== SOURCE RECORDS

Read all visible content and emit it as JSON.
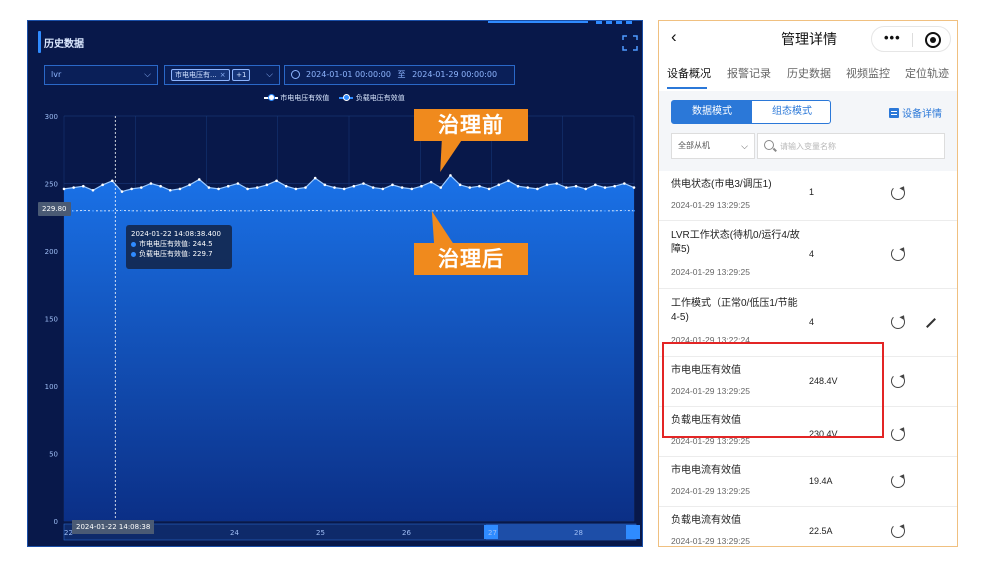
{
  "dashboard": {
    "title": "历史数据",
    "device_select": "lvr",
    "series_tag": "市电电压有...",
    "series_extra": "+1",
    "date_start": "2024-01-01 00:00:00",
    "date_sep": "至",
    "date_end": "2024-01-29 00:00:00",
    "legend": [
      "市电电压有效值",
      "负载电压有效值"
    ],
    "reference_value": "229.80",
    "tooltip": {
      "time": "2024-01-22 14:08:38.400",
      "line1": "市电电压有效值: 244.5",
      "line2": "负载电压有效值: 229.7"
    },
    "slider_label": "2024-01-22 14:08:38",
    "callout_before": "治理前",
    "callout_after": "治理后",
    "colors": {
      "background": "#08184a",
      "accent": "#2f8bff",
      "callout": "#f08a1d"
    }
  },
  "chart_data": {
    "type": "area",
    "ylim": [
      0,
      300
    ],
    "yticks": [
      "300",
      "250",
      "200",
      "150",
      "100",
      "50",
      "0"
    ],
    "x_slider_ticks": [
      "22",
      "24",
      "25",
      "26",
      "27",
      "28"
    ],
    "series": [
      {
        "name": "市电电压有效值",
        "values": [
          246,
          247,
          248,
          245,
          249,
          252,
          244,
          246,
          247,
          250,
          248,
          245,
          246,
          249,
          253,
          247,
          246,
          248,
          250,
          246,
          247,
          249,
          252,
          248,
          246,
          247,
          254,
          249,
          247,
          246,
          248,
          250,
          247,
          246,
          249,
          247,
          246,
          248,
          251,
          247,
          256,
          249,
          247,
          248,
          246,
          249,
          252,
          248,
          247,
          246,
          249,
          250,
          247,
          248,
          246,
          249,
          247,
          248,
          250,
          247
        ]
      },
      {
        "name": "负载电压有效值",
        "values": [
          229.8,
          229.7,
          229.9,
          229.8,
          229.7,
          229.8,
          229.9,
          229.8,
          229.7,
          229.8,
          229.8,
          229.9,
          229.7,
          229.8,
          229.8,
          229.7,
          229.9,
          229.8,
          229.8,
          229.7,
          229.8,
          229.9,
          229.8,
          229.7,
          229.8,
          229.8,
          229.9,
          229.7,
          229.8,
          229.8,
          229.7,
          229.8,
          229.9,
          229.8,
          229.7,
          229.8,
          229.8,
          229.9,
          229.7,
          229.8,
          229.8,
          229.7,
          229.9,
          229.8,
          229.8,
          229.7,
          229.8,
          229.9,
          229.8,
          229.7,
          229.8,
          229.8,
          229.9,
          229.7,
          229.8,
          229.8,
          229.7,
          229.8,
          229.9,
          229.8
        ]
      }
    ]
  },
  "mobile": {
    "title": "管理详情",
    "more_label": "•••",
    "tabs": [
      "设备概况",
      "报警记录",
      "历史数据",
      "视频监控",
      "定位轨迹"
    ],
    "mode_on": "数据模式",
    "mode_off": "组态模式",
    "detail_link": "设备详情",
    "filter_value": "全部从机",
    "search_placeholder": "请输入变量名称",
    "rows": [
      {
        "name": "供电状态(市电3/调压1)",
        "time": "2024-01-29 13:29:25",
        "value": "1"
      },
      {
        "name": "LVR工作状态(待机0/运行4/故障5)",
        "time": "2024-01-29 13:29:25",
        "value": "4"
      },
      {
        "name": "工作模式（正常0/低压1/节能4-5)",
        "time": "2024-01-29 13:22:24",
        "value": "4"
      },
      {
        "name": "市电电压有效值",
        "time": "2024-01-29 13:29:25",
        "value": "248.4V"
      },
      {
        "name": "负载电压有效值",
        "time": "2024-01-29 13:29:25",
        "value": "230.4V"
      },
      {
        "name": "市电电流有效值",
        "time": "2024-01-29 13:29:25",
        "value": "19.4A"
      },
      {
        "name": "负载电流有效值",
        "time": "2024-01-29 13:29:25",
        "value": "22.5A"
      }
    ],
    "colors": {
      "primary": "#2b78d8",
      "highlight": "#e32525",
      "border": "#f0c080"
    }
  }
}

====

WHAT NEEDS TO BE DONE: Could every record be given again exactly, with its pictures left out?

EXERCISE SOLUTION:
Read all visible content and emit it as JSON.
{
  "dashboard": {
    "title": "历史数据",
    "device_select": "lvr",
    "series_tag": "市电电压有...",
    "series_extra": "+1",
    "date_start": "2024-01-01 00:00:00",
    "date_sep": "至",
    "date_end": "2024-01-29 00:00:00",
    "legend": [
      "市电电压有效值",
      "负载电压有效值"
    ],
    "reference_value": "229.80",
    "tooltip": {
      "time": "2024-01-22 14:08:38.400",
      "line1": "市电电压有效值: 244.5",
      "line2": "负载电压有效值: 229.7"
    },
    "slider_label": "2024-01-22 14:08:38",
    "callout_before": "治理前",
    "callout_after": "治理后",
    "colors": {
      "background": "#08184a",
      "accent": "#2f8bff",
      "callout": "#f08a1d"
    }
  },
  "chart_data": {
    "type": "area",
    "ylim": [
      0,
      300
    ],
    "yticks": [
      "300",
      "250",
      "200",
      "150",
      "100",
      "50",
      "0"
    ],
    "x_slider_ticks": [
      "22",
      "24",
      "25",
      "26",
      "27",
      "28"
    ],
    "series": [
      {
        "name": "市电电压有效值",
        "values": [
          246,
          247,
          248,
          245,
          249,
          252,
          244,
          246,
          247,
          250,
          248,
          245,
          246,
          249,
          253,
          247,
          246,
          248,
          250,
          246,
          247,
          249,
          252,
          248,
          246,
          247,
          254,
          249,
          247,
          246,
          248,
          250,
          247,
          246,
          249,
          247,
          246,
          248,
          251,
          247,
          256,
          249,
          247,
          248,
          246,
          249,
          252,
          248,
          247,
          246,
          249,
          250,
          247,
          248,
          246,
          249,
          247,
          248,
          250,
          247
        ]
      },
      {
        "name": "负载电压有效值",
        "values": [
          229.8,
          229.7,
          229.9,
          229.8,
          229.7,
          229.8,
          229.9,
          229.8,
          229.7,
          229.8,
          229.8,
          229.9,
          229.7,
          229.8,
          229.8,
          229.7,
          229.9,
          229.8,
          229.8,
          229.7,
          229.8,
          229.9,
          229.8,
          229.7,
          229.8,
          229.8,
          229.9,
          229.7,
          229.8,
          229.8,
          229.7,
          229.8,
          229.9,
          229.8,
          229.7,
          229.8,
          229.8,
          229.9,
          229.7,
          229.8,
          229.8,
          229.7,
          229.9,
          229.8,
          229.8,
          229.7,
          229.8,
          229.9,
          229.8,
          229.7,
          229.8,
          229.8,
          229.9,
          229.7,
          229.8,
          229.8,
          229.7,
          229.8,
          229.9,
          229.8
        ]
      }
    ]
  },
  "mobile": {
    "title": "管理详情",
    "more_label": "•••",
    "tabs": [
      "设备概况",
      "报警记录",
      "历史数据",
      "视频监控",
      "定位轨迹"
    ],
    "mode_on": "数据模式",
    "mode_off": "组态模式",
    "detail_link": "设备详情",
    "filter_value": "全部从机",
    "search_placeholder": "请输入变量名称",
    "rows": [
      {
        "name": "供电状态(市电3/调压1)",
        "time": "2024-01-29 13:29:25",
        "value": "1"
      },
      {
        "name": "LVR工作状态(待机0/运行4/故障5)",
        "time": "2024-01-29 13:29:25",
        "value": "4"
      },
      {
        "name": "工作模式（正常0/低压1/节能4-5)",
        "time": "2024-01-29 13:22:24",
        "value": "4"
      },
      {
        "name": "市电电压有效值",
        "time": "2024-01-29 13:29:25",
        "value": "248.4V"
      },
      {
        "name": "负载电压有效值",
        "time": "2024-01-29 13:29:25",
        "value": "230.4V"
      },
      {
        "name": "市电电流有效值",
        "time": "2024-01-29 13:29:25",
        "value": "19.4A"
      },
      {
        "name": "负载电流有效值",
        "time": "2024-01-29 13:29:25",
        "value": "22.5A"
      }
    ],
    "colors": {
      "primary": "#2b78d8",
      "highlight": "#e32525",
      "border": "#f0c080"
    }
  }
}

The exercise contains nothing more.